• _Problem description_:
With the pictures left out, repeat every entry that follows exactly.

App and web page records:
★ ★ ★ ★

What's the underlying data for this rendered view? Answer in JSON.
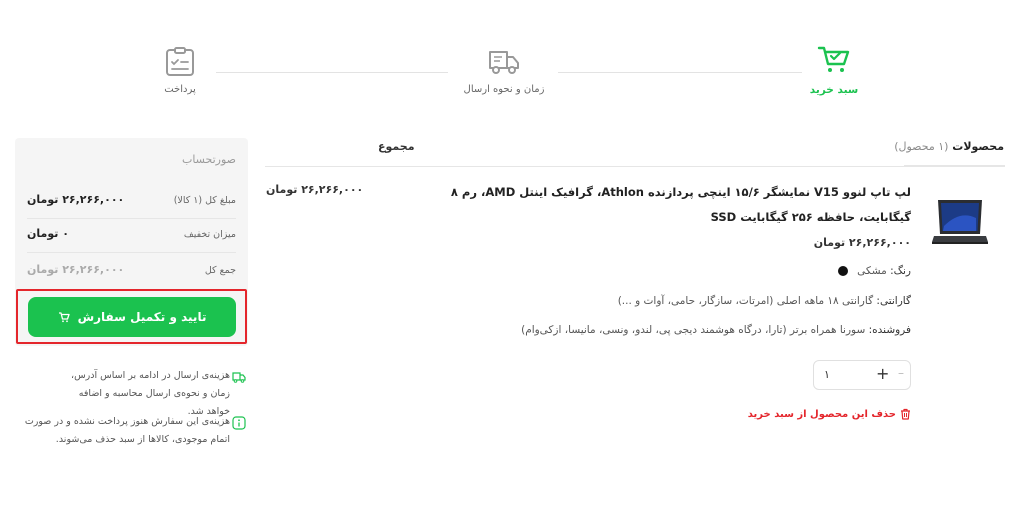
{
  "stepper": {
    "steps": [
      {
        "label": "سبد خرید",
        "icon": "cart-check-icon",
        "active": true
      },
      {
        "label": "زمان و نحوه ارسال",
        "icon": "truck-icon",
        "active": false
      },
      {
        "label": "پرداخت",
        "icon": "clipboard-check-icon",
        "active": false
      }
    ]
  },
  "invoice": {
    "title": "صورتحساب",
    "rows": [
      {
        "label": "مبلغ کل (۱ کالا)",
        "value": "۲۶,۲۶۶,۰۰۰ تومان"
      },
      {
        "label": "میزان تخفیف",
        "value": "۰ تومان"
      },
      {
        "label": "جمع کل",
        "value": "۲۶,۲۶۶,۰۰۰ تومان"
      }
    ],
    "checkout_label": "تایید و تکمیل سفارش"
  },
  "notes": [
    {
      "icon": "truck-icon",
      "text": "هزینه‌ی ارسال در ادامه بر اساس آدرس، زمان و نحوه‌ی ارسال محاسبه و اضافه خواهد شد."
    },
    {
      "icon": "info-icon",
      "text": "هزینه‌ی این سفارش هنوز پرداخت نشده‌ و در صورت اتمام موجودی، کالاها از سبد حذف می‌شوند."
    }
  ],
  "cart": {
    "products_header": "محصولات",
    "products_count": "(۱ محصول)",
    "total_header": "مجموع",
    "item": {
      "title": "لپ تاپ لنوو V15 نمایشگر ۱۵/۶ اینچی پردازنده Athlon، گرافیک اینتل AMD، رم ۸ گیگابایت، حافظه ۲۵۶ گیگابایت SSD",
      "price": "۲۶,۲۶۶,۰۰۰ تومان",
      "line_total": "۲۶,۲۶۶,۰۰۰ تومان",
      "color_label": "رنگ:",
      "color_value": "مشکی",
      "color_hex": "#111111",
      "warranty_label": "گارانتی:",
      "warranty_value": "گارانتی ۱۸ ماهه اصلی (امرتات، سازگار، حامی، آوات و ...)",
      "seller_label": "فروشنده:",
      "seller_value": "سورنا همراه برتر (تارا، درگاه هوشمند دیجی پی، لندو، ونسی، مانیسا، ازکی‌وام)",
      "quantity": "۱",
      "remove_label": "حذف این محصول از سبد خرید"
    }
  },
  "colors": {
    "accent": "#1bc24f",
    "danger": "#e4262c"
  }
}
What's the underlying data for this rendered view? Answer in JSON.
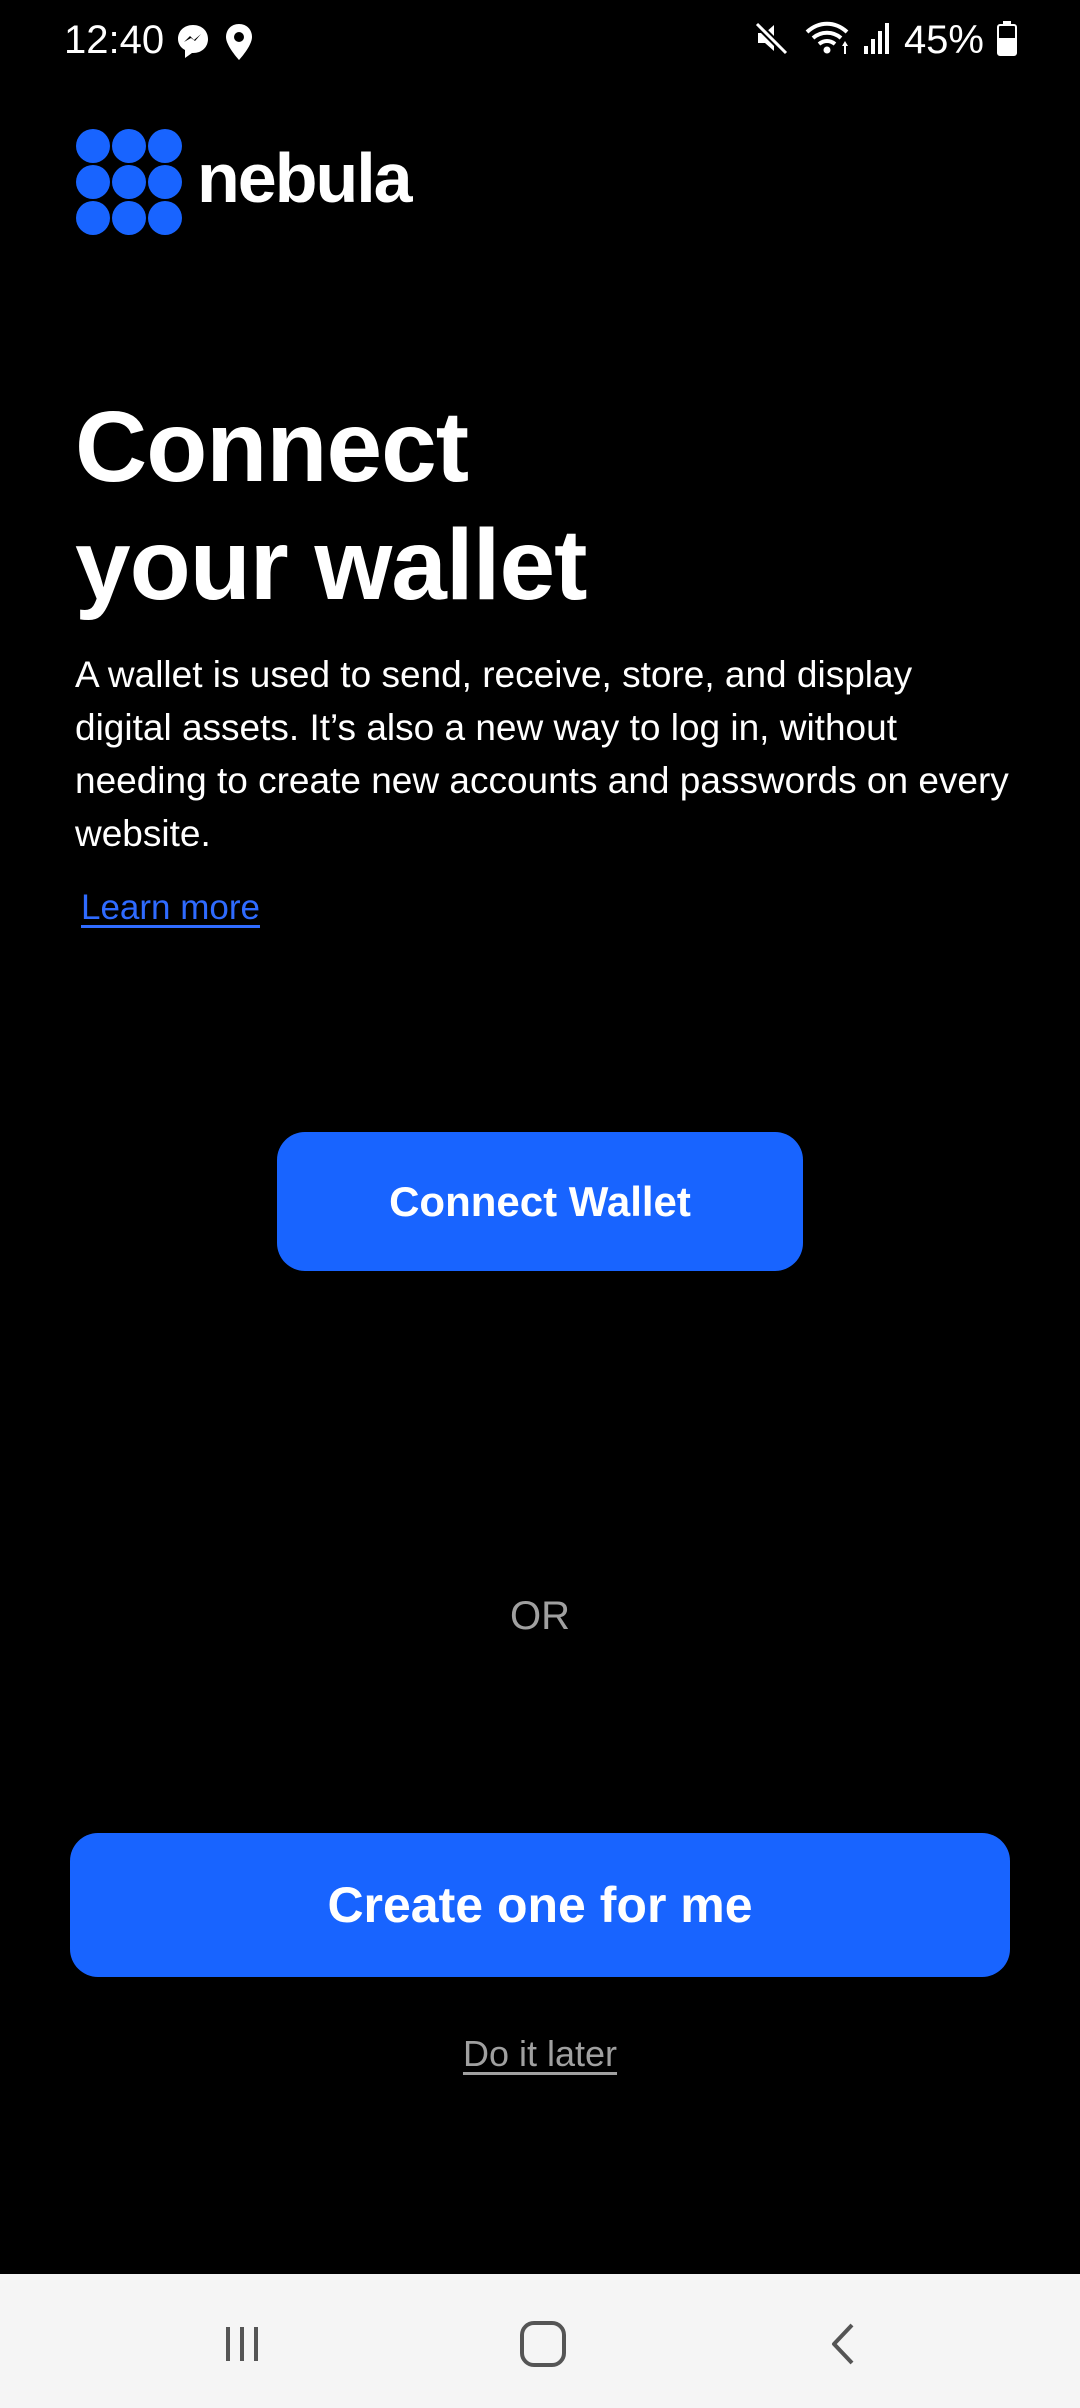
{
  "status_bar": {
    "time": "12:40",
    "battery": "45%",
    "left_icons": [
      "messenger-icon",
      "location-icon"
    ],
    "right_icons": [
      "mute-icon",
      "wifi-icon",
      "signal-icon",
      "battery-icon"
    ]
  },
  "brand": {
    "name": "nebula",
    "logo_icon": "nine-dot-grid-icon",
    "accent_color": "#1864ff"
  },
  "main": {
    "title_line1": "Connect",
    "title_line2": "your wallet",
    "description": "A wallet is used to send, receive, store, and display digital assets. It’s also a new way to log in, without needing to create new accounts and passwords on every website.",
    "learn_more": "Learn more",
    "connect_button": "Connect Wallet",
    "or_separator": "OR",
    "create_button": "Create one for me",
    "later_link": "Do it later"
  },
  "nav_bar": {
    "items": [
      "recent-apps-icon",
      "home-icon",
      "back-icon"
    ]
  }
}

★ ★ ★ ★

• _Finished exercise_:
What's the underlying data for this rendered view? Answer in JSON.
{
  "stepper": {
    "steps": [
      {
        "label": "سبد خرید",
        "icon": "cart-check-icon",
        "active": true
      },
      {
        "label": "زمان و نحوه ارسال",
        "icon": "truck-icon",
        "active": false
      },
      {
        "label": "پرداخت",
        "icon": "clipboard-check-icon",
        "active": false
      }
    ]
  },
  "invoice": {
    "title": "صورتحساب",
    "rows": [
      {
        "label": "مبلغ کل (۱ کالا)",
        "value": "۲۶,۲۶۶,۰۰۰ تومان"
      },
      {
        "label": "میزان تخفیف",
        "value": "۰ تومان"
      },
      {
        "label": "جمع کل",
        "value": "۲۶,۲۶۶,۰۰۰ تومان"
      }
    ],
    "checkout_label": "تایید و تکمیل سفارش"
  },
  "notes": [
    {
      "icon": "truck-icon",
      "text": "هزینه‌ی ارسال در ادامه بر اساس آدرس، زمان و نحوه‌ی ارسال محاسبه و اضافه خواهد شد."
    },
    {
      "icon": "info-icon",
      "text": "هزینه‌ی این سفارش هنوز پرداخت نشده‌ و در صورت اتمام موجودی، کالاها از سبد حذف می‌شوند."
    }
  ],
  "cart": {
    "products_header": "محصولات",
    "products_count": "(۱ محصول)",
    "total_header": "مجموع",
    "item": {
      "title": "لپ تاپ لنوو V15 نمایشگر ۱۵/۶ اینچی پردازنده Athlon، گرافیک اینتل AMD، رم ۸ گیگابایت، حافظه ۲۵۶ گیگابایت SSD",
      "price": "۲۶,۲۶۶,۰۰۰ تومان",
      "line_total": "۲۶,۲۶۶,۰۰۰ تومان",
      "color_label": "رنگ:",
      "color_value": "مشکی",
      "color_hex": "#111111",
      "warranty_label": "گارانتی:",
      "warranty_value": "گارانتی ۱۸ ماهه اصلی (امرتات، سازگار، حامی، آوات و ...)",
      "seller_label": "فروشنده:",
      "seller_value": "سورنا همراه برتر (تارا، درگاه هوشمند دیجی پی، لندو، ونسی، مانیسا، ازکی‌وام)",
      "quantity": "۱",
      "remove_label": "حذف این محصول از سبد خرید"
    }
  },
  "colors": {
    "accent": "#1bc24f",
    "danger": "#e4262c"
  }
}
What's the underlying data for this rendered view? Answer in JSON.
{
  "status_bar": {
    "time": "12:40",
    "battery": "45%",
    "left_icons": [
      "messenger-icon",
      "location-icon"
    ],
    "right_icons": [
      "mute-icon",
      "wifi-icon",
      "signal-icon",
      "battery-icon"
    ]
  },
  "brand": {
    "name": "nebula",
    "logo_icon": "nine-dot-grid-icon",
    "accent_color": "#1864ff"
  },
  "main": {
    "title_line1": "Connect",
    "title_line2": "your wallet",
    "description": "A wallet is used to send, receive, store, and display digital assets. It’s also a new way to log in, without needing to create new accounts and passwords on every website.",
    "learn_more": "Learn more",
    "connect_button": "Connect Wallet",
    "or_separator": "OR",
    "create_button": "Create one for me",
    "later_link": "Do it later"
  },
  "nav_bar": {
    "items": [
      "recent-apps-icon",
      "home-icon",
      "back-icon"
    ]
  }
}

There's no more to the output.